of fluctuation. For instance, if there are national elections in a
country, it might happen that an MEP changes from the European
Parliament to his or her national parliament. This of course also
results in assistant positions opening up.
The requirements for positions and the selection of applicants is done
by each MEP individually. Unlike with most other positions in the EU
institutions, there is no concours required. Most commonly, APA
positions are filled by candidates from the home country of the MEP, or
who at least speak the same language as the MEP. If you are looking for
an APA position, it makes thus sense to start the search among the MEPs
that represent your home country.
APA positions can generally be found through the websites of the MEPs.
The salary grid for APAs at the European Parliament can be found below.
Note that actual salaries can be higher, as it just shows the base
salary and does not include possible recent indexations. The typical
grade that is applied is between 7 and 10.
Salary grid for APAs in the European Parliament
|Full-time basic salary
Working for a political group in the European Parliament
In addition to working as an assistant to an individual MEP, it is also
possible to work for the
political groups that are present in the European Parliament.

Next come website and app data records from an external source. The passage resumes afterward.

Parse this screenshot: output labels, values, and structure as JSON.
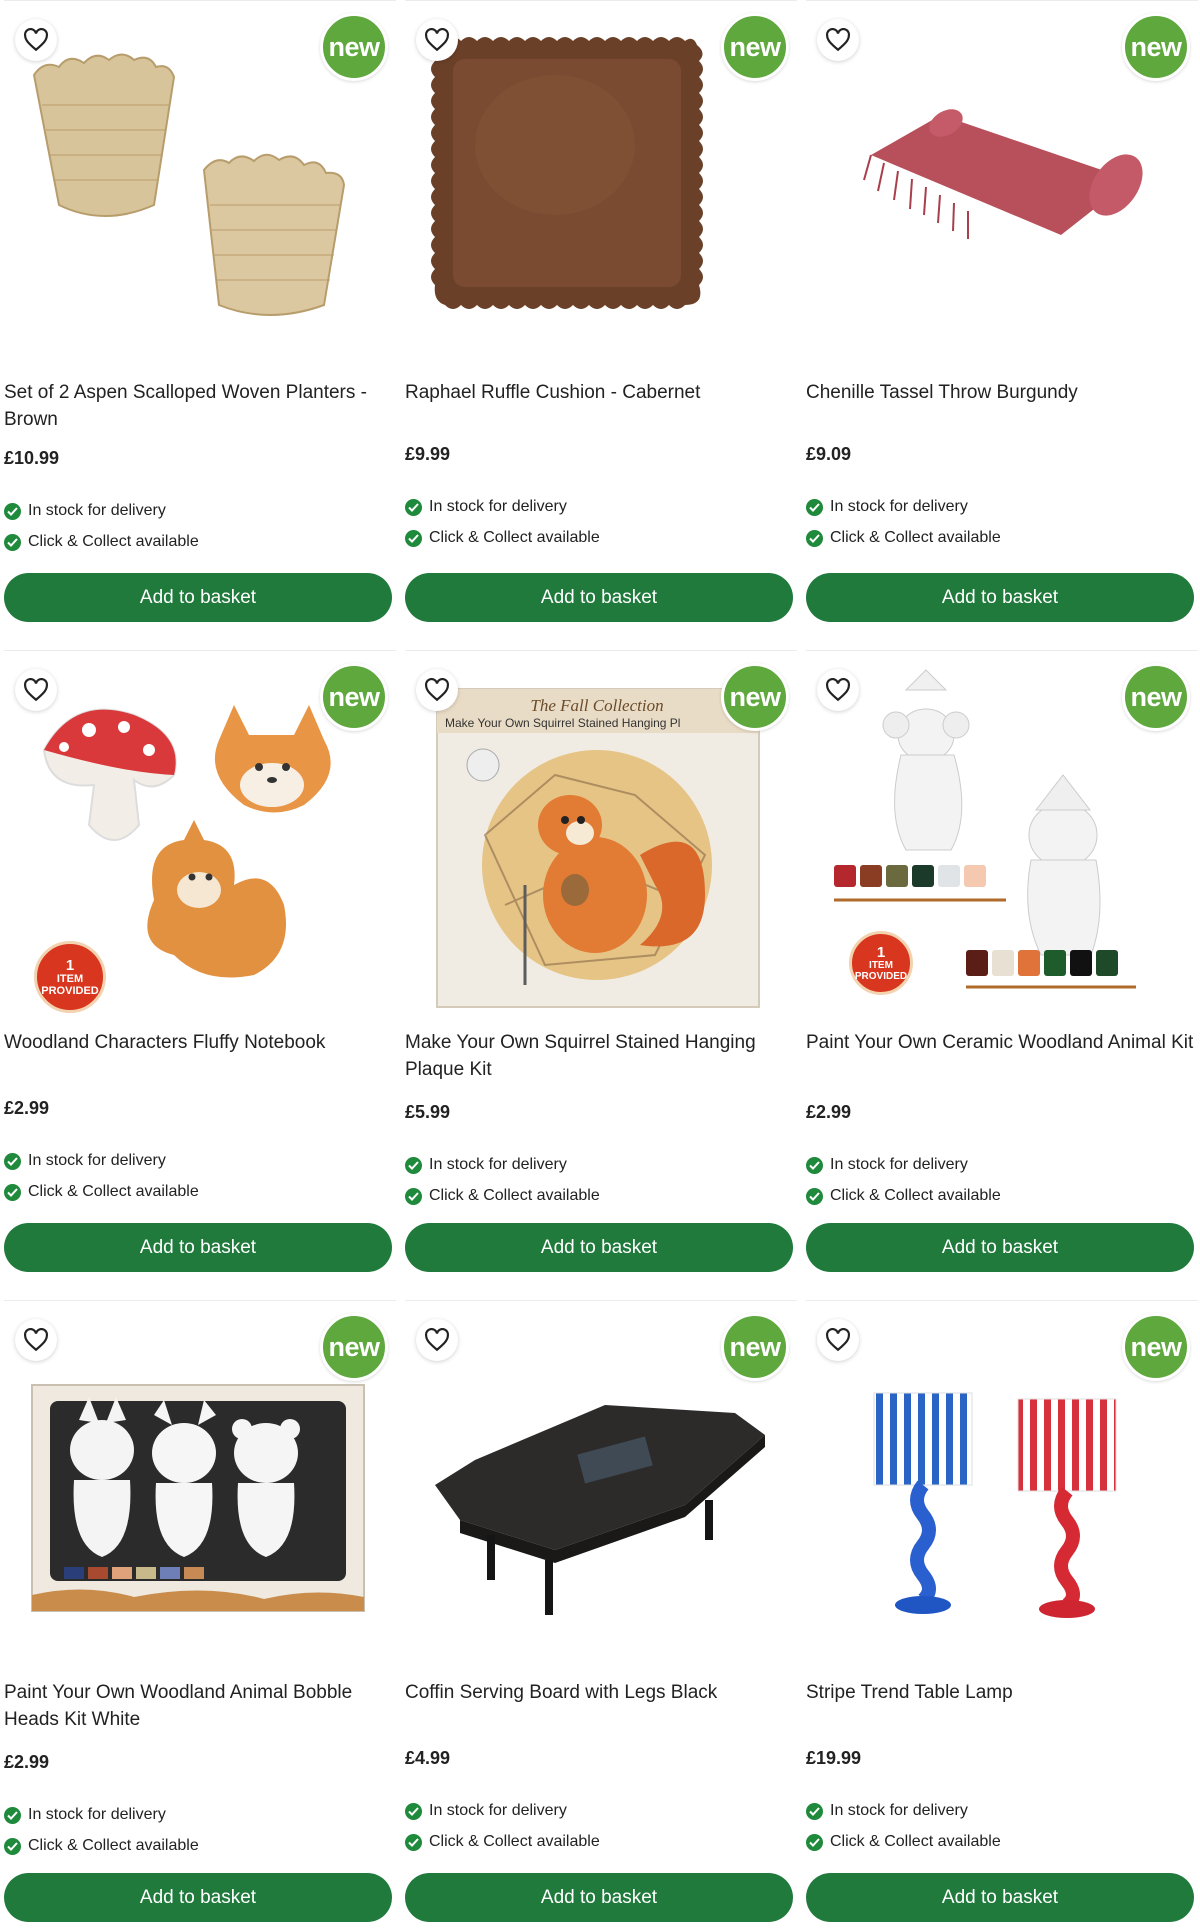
{
  "colors": {
    "brand_green": "#1f7a3c",
    "new_badge": "#5ea83e",
    "tick": "#1f8a3c",
    "item_badge": "#d8361e"
  },
  "icons": {
    "wishlist": "heart-outline-icon",
    "stock": "check-circle-icon"
  },
  "products": [
    {
      "title": "Set of 2 Aspen Scalloped Woven Planters - Brown",
      "price": "£10.99",
      "badge": "new",
      "stock_delivery": "In stock for delivery",
      "stock_collect": "Click & Collect available",
      "button": "Add to basket"
    },
    {
      "title": "Raphael Ruffle Cushion - Cabernet",
      "price": "£9.99",
      "badge": "new",
      "stock_delivery": "In stock for delivery",
      "stock_collect": "Click & Collect available",
      "button": "Add to basket"
    },
    {
      "title": "Chenille Tassel Throw Burgundy",
      "price": "£9.09",
      "badge": "new",
      "stock_delivery": "In stock for delivery",
      "stock_collect": "Click & Collect available",
      "button": "Add to basket"
    },
    {
      "title": "Woodland Characters Fluffy Notebook",
      "price": "£2.99",
      "badge": "new",
      "item_badge_num": "1",
      "item_badge_text": "ITEM PROVIDED",
      "stock_delivery": "In stock for delivery",
      "stock_collect": "Click & Collect available",
      "button": "Add to basket"
    },
    {
      "title": "Make Your Own Squirrel Stained Hanging Plaque Kit",
      "price": "£5.99",
      "badge": "new",
      "packaging_title": "The Fall Collection",
      "packaging_subtitle": "Make Your Own Squirrel Stained Hanging Pl",
      "stock_delivery": "In stock for delivery",
      "stock_collect": "Click & Collect available",
      "button": "Add to basket"
    },
    {
      "title": "Paint Your Own Ceramic Woodland Animal Kit",
      "price": "£2.99",
      "badge": "new",
      "item_badge_num": "1",
      "item_badge_text": "ITEM PROVIDED",
      "stock_delivery": "In stock for delivery",
      "stock_collect": "Click & Collect available",
      "button": "Add to basket"
    },
    {
      "title": "Paint Your Own Woodland Animal Bobble Heads Kit White",
      "price": "£2.99",
      "badge": "new",
      "stock_delivery": "In stock for delivery",
      "stock_collect": "Click & Collect available",
      "button": "Add to basket"
    },
    {
      "title": "Coffin Serving Board with Legs Black",
      "price": "£4.99",
      "badge": "new",
      "stock_delivery": "In stock for delivery",
      "stock_collect": "Click & Collect available",
      "button": "Add to basket"
    },
    {
      "title": "Stripe Trend Table Lamp",
      "price": "£19.99",
      "badge": "new",
      "stock_delivery": "In stock for delivery",
      "stock_collect": "Click & Collect available",
      "button": "Add to basket"
    }
  ]
}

Similar to the institutions, the bigger the group, the more fluctuation
there tends to be.
Internship and traineeship opportunities in the EU institutions
There are internship and traineeship opportunities in almost all EU

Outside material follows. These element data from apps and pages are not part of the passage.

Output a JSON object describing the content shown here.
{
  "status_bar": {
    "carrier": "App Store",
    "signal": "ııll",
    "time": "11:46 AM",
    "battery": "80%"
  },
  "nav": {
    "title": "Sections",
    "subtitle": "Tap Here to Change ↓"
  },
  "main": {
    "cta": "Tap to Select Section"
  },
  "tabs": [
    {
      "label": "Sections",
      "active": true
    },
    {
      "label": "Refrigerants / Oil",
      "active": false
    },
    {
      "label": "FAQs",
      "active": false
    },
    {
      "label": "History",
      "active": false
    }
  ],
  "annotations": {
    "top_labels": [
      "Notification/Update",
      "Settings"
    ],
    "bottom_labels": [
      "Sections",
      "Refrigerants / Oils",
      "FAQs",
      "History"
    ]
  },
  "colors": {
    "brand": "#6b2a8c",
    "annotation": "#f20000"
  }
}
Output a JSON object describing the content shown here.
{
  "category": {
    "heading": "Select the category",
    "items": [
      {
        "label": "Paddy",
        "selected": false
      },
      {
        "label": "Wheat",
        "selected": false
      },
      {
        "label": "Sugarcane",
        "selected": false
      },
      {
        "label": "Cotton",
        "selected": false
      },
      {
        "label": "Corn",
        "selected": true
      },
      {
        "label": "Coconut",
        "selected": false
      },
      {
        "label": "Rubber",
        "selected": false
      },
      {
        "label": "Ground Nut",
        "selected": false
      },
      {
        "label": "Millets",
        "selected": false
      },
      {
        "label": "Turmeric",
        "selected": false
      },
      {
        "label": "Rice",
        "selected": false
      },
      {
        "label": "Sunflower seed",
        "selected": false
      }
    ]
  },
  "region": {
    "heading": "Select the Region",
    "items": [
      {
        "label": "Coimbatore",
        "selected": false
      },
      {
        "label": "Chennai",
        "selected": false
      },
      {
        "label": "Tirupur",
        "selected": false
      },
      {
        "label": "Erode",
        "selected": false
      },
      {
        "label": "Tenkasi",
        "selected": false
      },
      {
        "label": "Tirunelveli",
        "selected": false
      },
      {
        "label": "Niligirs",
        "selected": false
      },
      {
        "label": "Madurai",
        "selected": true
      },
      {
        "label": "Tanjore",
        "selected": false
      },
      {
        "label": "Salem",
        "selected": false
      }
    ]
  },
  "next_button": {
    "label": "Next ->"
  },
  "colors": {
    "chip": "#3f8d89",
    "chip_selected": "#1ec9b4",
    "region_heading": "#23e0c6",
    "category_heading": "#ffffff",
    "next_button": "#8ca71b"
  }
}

institutions. As mentioned above, you can find a
comprehensive list of the internships that are offered
on the EPSO website. Below is a short summary of the main internships,
- Blue Book traineeships at the European Commission
- Schuman Traineeship at the European Parliament
European Commission Traineeship: Blue Book
Blue Book traineeship programme, the European Commission offers around 650 individuals a 5-months paid
traineeship at the Commission. The monthly allowance is around 1.200
Euros with an additional travel allowance.
Application deadlines are typically in January and August of a given
year, with the January applicants starting their traineeship in October,
and the August applicants in March of the following year.
Blue book traineeship periods and application deadlines
Blue Book page of the Commission
is quite extensive and offers ample details on the application procedure
and requirements. ECA Maastricht also has a good,
on the Blue Book traineeships.
European Parliament Traineeship: Schumann
traineeship program of the European Parliament is called
Schuman traineeship. There are usually around 400 to 500 open traineeship positions per
period. The traineeship period is 5-month, during a which a monthly
allowance of around 1.300 Euros is paid.
Schuman traineeship periods and application deadlines
Junior Professional Programme
Every two years, the
European External Action Service and the European Commission run the
Junior Professional Programme. The programme consists of a 12-months traineeship, which can be
extended for another 12-months. For the 2021-2023 period, at least 54
positions were being offered (two per member state). The next Junior
Professional Programme will most likely run from 2024-2026.
Find out more about the programme